Dataset rows for apps and sites:
━━━━━━

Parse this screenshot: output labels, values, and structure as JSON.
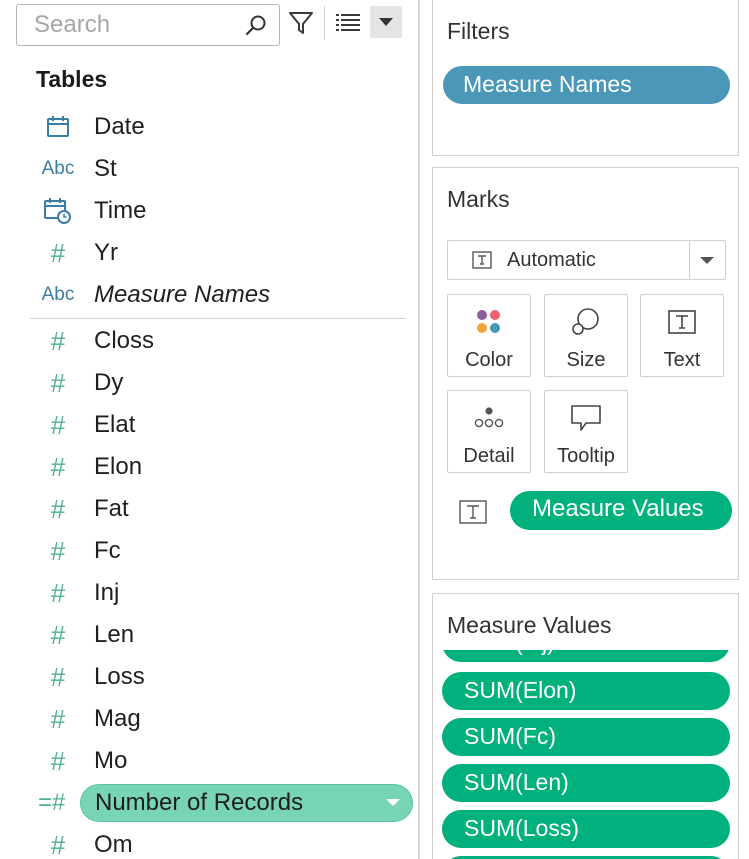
{
  "search": {
    "placeholder": "Search"
  },
  "data_pane": {
    "section_title": "Tables",
    "dimensions": [
      {
        "label": "Date",
        "icon": "calendar-icon"
      },
      {
        "label": "St",
        "icon": "abc-string-icon"
      },
      {
        "label": "Time",
        "icon": "datetime-icon"
      },
      {
        "label": "Yr",
        "icon": "number-icon"
      },
      {
        "label": "Measure Names",
        "icon": "abc-string-icon"
      }
    ],
    "measures": [
      {
        "label": "Closs",
        "icon": "number-icon"
      },
      {
        "label": "Dy",
        "icon": "number-icon"
      },
      {
        "label": "Elat",
        "icon": "number-icon"
      },
      {
        "label": "Elon",
        "icon": "number-icon"
      },
      {
        "label": "Fat",
        "icon": "number-icon"
      },
      {
        "label": "Fc",
        "icon": "number-icon"
      },
      {
        "label": "Inj",
        "icon": "number-icon"
      },
      {
        "label": "Len",
        "icon": "number-icon"
      },
      {
        "label": "Loss",
        "icon": "number-icon"
      },
      {
        "label": "Mag",
        "icon": "number-icon"
      },
      {
        "label": "Mo",
        "icon": "number-icon"
      },
      {
        "label": "Number of Records",
        "icon": "calculated-number-icon",
        "selected": true
      },
      {
        "label": "Om",
        "icon": "number-icon"
      }
    ],
    "icon_text": {
      "abc": "Abc",
      "num": "#",
      "calc": "=#"
    }
  },
  "filters": {
    "title": "Filters",
    "pills": [
      "Measure Names"
    ]
  },
  "marks": {
    "title": "Marks",
    "mark_type": "Automatic",
    "buttons": [
      "Color",
      "Size",
      "Text",
      "Detail",
      "Tooltip"
    ],
    "text_pill": "Measure Values"
  },
  "measure_values": {
    "title": "Measure Values",
    "partial_pill": "SUM(Inj)",
    "pills": [
      "SUM(Elon)",
      "SUM(Fc)",
      "SUM(Len)",
      "SUM(Loss)"
    ]
  },
  "colors": {
    "dimension_blue": "#4a97b8",
    "measure_green": "#00b17e",
    "selected_green": "#78d5b4",
    "icon_green": "#4fb28e",
    "icon_blue": "#3a7fa3"
  }
}
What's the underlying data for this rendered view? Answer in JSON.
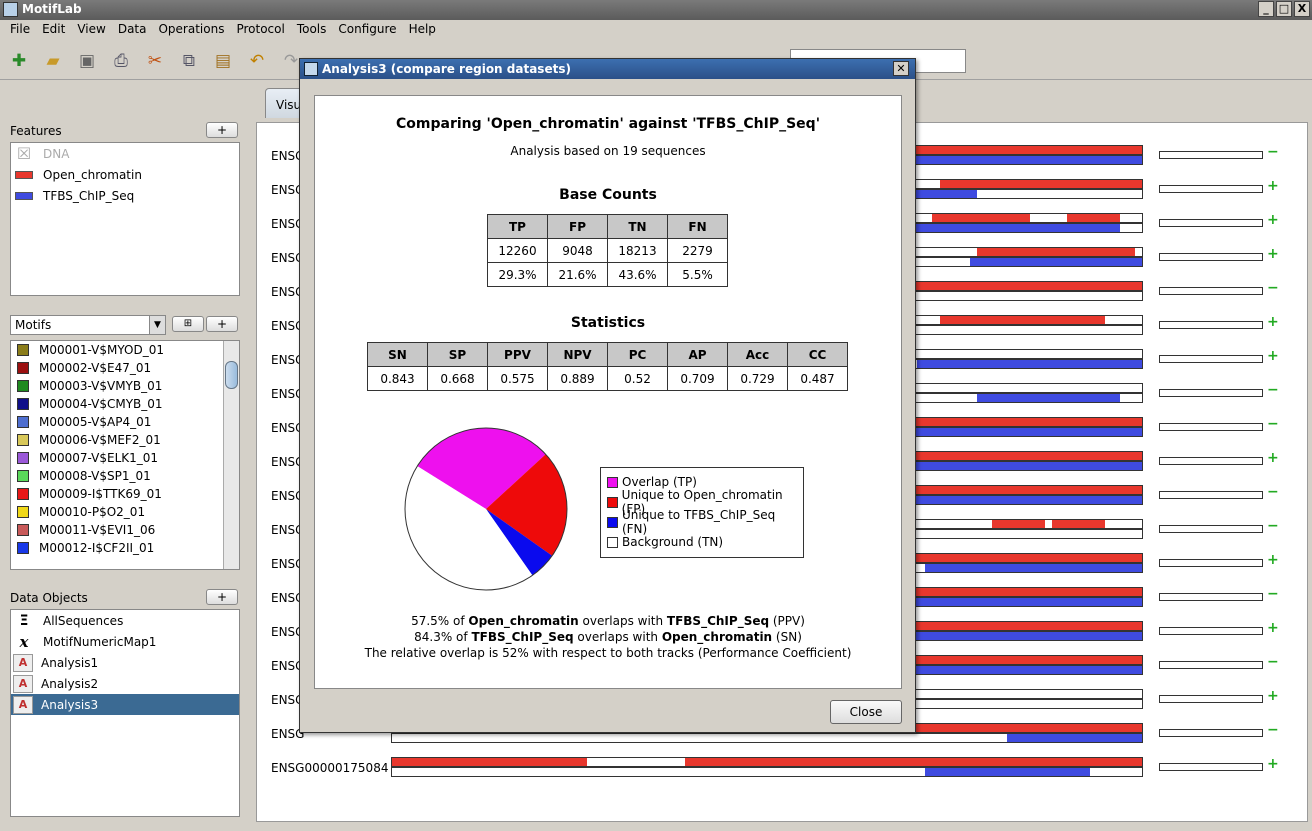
{
  "app": {
    "title": "MotifLab",
    "controls": [
      "_",
      "□",
      "X"
    ]
  },
  "menu": [
    "File",
    "Edit",
    "View",
    "Data",
    "Operations",
    "Protocol",
    "Tools",
    "Configure",
    "Help"
  ],
  "features": {
    "title": "Features",
    "add": "+",
    "items": [
      {
        "label": "DNA",
        "disabled": true
      },
      {
        "label": "Open_chromatin"
      },
      {
        "label": "TFBS_ChIP_Seq"
      }
    ]
  },
  "motifs": {
    "dropdown": "Motifs",
    "add": "+",
    "items": [
      {
        "label": "M00001-V$MYOD_01",
        "color": "#8b7d1a"
      },
      {
        "label": "M00002-V$E47_01",
        "color": "#9b1010"
      },
      {
        "label": "M00003-V$VMYB_01",
        "color": "#1f8a1f"
      },
      {
        "label": "M00004-V$CMYB_01",
        "color": "#10108a"
      },
      {
        "label": "M00005-V$AP4_01",
        "color": "#4f6fd0"
      },
      {
        "label": "M00006-V$MEF2_01",
        "color": "#d8c85a"
      },
      {
        "label": "M00007-V$ELK1_01",
        "color": "#9a58d8"
      },
      {
        "label": "M00008-V$SP1_01",
        "color": "#5ad85a"
      },
      {
        "label": "M00009-I$TTK69_01",
        "color": "#e81818"
      },
      {
        "label": "M00010-P$O2_01",
        "color": "#f0d818"
      },
      {
        "label": "M00011-V$EVI1_06",
        "color": "#c85a5a"
      },
      {
        "label": "M00012-I$CF2II_01",
        "color": "#1838e8"
      }
    ]
  },
  "data_objects": {
    "title": "Data Objects",
    "add": "+",
    "items": [
      {
        "label": "AllSequences",
        "icon": "Ξ"
      },
      {
        "label": "MotifNumericMap1",
        "icon": "x"
      },
      {
        "label": "Analysis1",
        "icon": "A"
      },
      {
        "label": "Analysis2",
        "icon": "A"
      },
      {
        "label": "Analysis3",
        "icon": "A",
        "selected": true
      }
    ]
  },
  "tab_label": "Visu",
  "sequences": [
    {
      "label": "ENSG",
      "red": [
        [
          0.1,
          0.2
        ],
        [
          0.5,
          1.0
        ]
      ],
      "blue": [
        [
          0,
          0.45
        ],
        [
          0,
          1.0
        ]
      ],
      "sign": "−"
    },
    {
      "label": "ENSG",
      "red": [
        [
          0.57,
          0.62
        ],
        [
          0.73,
          1.0
        ]
      ],
      "blue": [
        [
          0.65,
          0.78
        ]
      ],
      "sign": "+"
    },
    {
      "label": "ENSG",
      "red": [
        [
          0.72,
          0.85
        ],
        [
          0.9,
          0.97
        ]
      ],
      "blue": [
        [
          0.0,
          0.97
        ]
      ],
      "sign": "+"
    },
    {
      "label": "ENSG",
      "red": [
        [
          0.78,
          0.99
        ]
      ],
      "blue": [
        [
          0.77,
          1.0
        ]
      ],
      "sign": "+"
    },
    {
      "label": "ENSG",
      "red": [
        [
          0.0,
          1.0
        ]
      ],
      "blue": [],
      "sign": "−"
    },
    {
      "label": "ENSG",
      "red": [
        [
          0.73,
          0.95
        ]
      ],
      "blue": [],
      "sign": "+"
    },
    {
      "label": "ENSG",
      "red": [],
      "blue": [
        [
          0.7,
          1.0
        ]
      ],
      "sign": "+"
    },
    {
      "label": "ENSG",
      "red": [],
      "blue": [
        [
          0.78,
          0.97
        ]
      ],
      "sign": "−"
    },
    {
      "label": "ENSG",
      "red": [
        [
          0.0,
          1.0
        ]
      ],
      "blue": [
        [
          0.0,
          1.0
        ]
      ],
      "sign": "−"
    },
    {
      "label": "ENSG",
      "red": [
        [
          0.0,
          1.0
        ]
      ],
      "blue": [
        [
          0.0,
          1.0
        ]
      ],
      "sign": "+"
    },
    {
      "label": "ENSG",
      "red": [
        [
          0.0,
          1.0
        ]
      ],
      "blue": [
        [
          0.0,
          1.0
        ]
      ],
      "sign": "−"
    },
    {
      "label": "ENSG",
      "red": [
        [
          0.8,
          0.87
        ],
        [
          0.88,
          0.95
        ]
      ],
      "blue": [],
      "sign": "−"
    },
    {
      "label": "ENSG",
      "red": [
        [
          0.0,
          1.0
        ]
      ],
      "blue": [
        [
          0.71,
          1.0
        ]
      ],
      "sign": "+"
    },
    {
      "label": "ENSG",
      "red": [
        [
          0.0,
          1.0
        ]
      ],
      "blue": [
        [
          0.0,
          1.0
        ]
      ],
      "sign": "−"
    },
    {
      "label": "ENSG",
      "red": [
        [
          0.0,
          1.0
        ]
      ],
      "blue": [
        [
          0.0,
          1.0
        ]
      ],
      "sign": "+"
    },
    {
      "label": "ENSG",
      "red": [
        [
          0.0,
          1.0
        ]
      ],
      "blue": [
        [
          0.69,
          1.0
        ]
      ],
      "sign": "−"
    },
    {
      "label": "ENSG",
      "red": [],
      "blue": [],
      "sign": "+"
    },
    {
      "label": "ENSG",
      "red": [
        [
          0.0,
          1.0
        ]
      ],
      "blue": [
        [
          0.82,
          1.0
        ]
      ],
      "sign": "−"
    },
    {
      "label": "ENSG00000175084",
      "red": [
        [
          0.0,
          0.26
        ],
        [
          0.39,
          1.0
        ]
      ],
      "blue": [
        [
          0.71,
          0.93
        ]
      ],
      "sign": "+"
    }
  ],
  "dialog": {
    "title": "Analysis3  (compare region datasets)",
    "heading": "Comparing 'Open_chromatin' against 'TFBS_ChIP_Seq'",
    "subheading": "Analysis based on 19 sequences",
    "base_counts_title": "Base Counts",
    "base_counts": {
      "headers": [
        "TP",
        "FP",
        "TN",
        "FN"
      ],
      "counts": [
        "12260",
        "9048",
        "18213",
        "2279"
      ],
      "percents": [
        "29.3%",
        "21.6%",
        "43.6%",
        "5.5%"
      ]
    },
    "statistics_title": "Statistics",
    "statistics": {
      "headers": [
        "SN",
        "SP",
        "PPV",
        "NPV",
        "PC",
        "AP",
        "Acc",
        "CC"
      ],
      "values": [
        "0.843",
        "0.668",
        "0.575",
        "0.889",
        "0.52",
        "0.709",
        "0.729",
        "0.487"
      ]
    },
    "pie": [
      {
        "label": "Overlap (TP)",
        "value": 29.3,
        "color": "#ee10ee"
      },
      {
        "label": "Unique to Open_chromatin (FP)",
        "value": 21.6,
        "color": "#ee0a0a"
      },
      {
        "label": "Unique to TFBS_ChIP_Seq (FN)",
        "value": 5.5,
        "color": "#0a0aee"
      },
      {
        "label": "Background (TN)",
        "value": 43.6,
        "color": "#ffffff"
      }
    ],
    "summary": [
      {
        "pre": "57.5% of ",
        "a": "Open_chromatin",
        "mid": " overlaps with ",
        "b": "TFBS_ChIP_Seq",
        "post": " (PPV)"
      },
      {
        "pre": "84.3% of ",
        "a": "TFBS_ChIP_Seq",
        "mid": " overlaps with ",
        "b": "Open_chromatin",
        "post": " (SN)"
      },
      {
        "pre": "The relative overlap is 52% with respect to both tracks (Performance Coefficient)",
        "a": "",
        "mid": "",
        "b": "",
        "post": ""
      }
    ],
    "close_label": "Close"
  }
}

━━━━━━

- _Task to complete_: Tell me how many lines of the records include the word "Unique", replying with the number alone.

- _Task output_: 2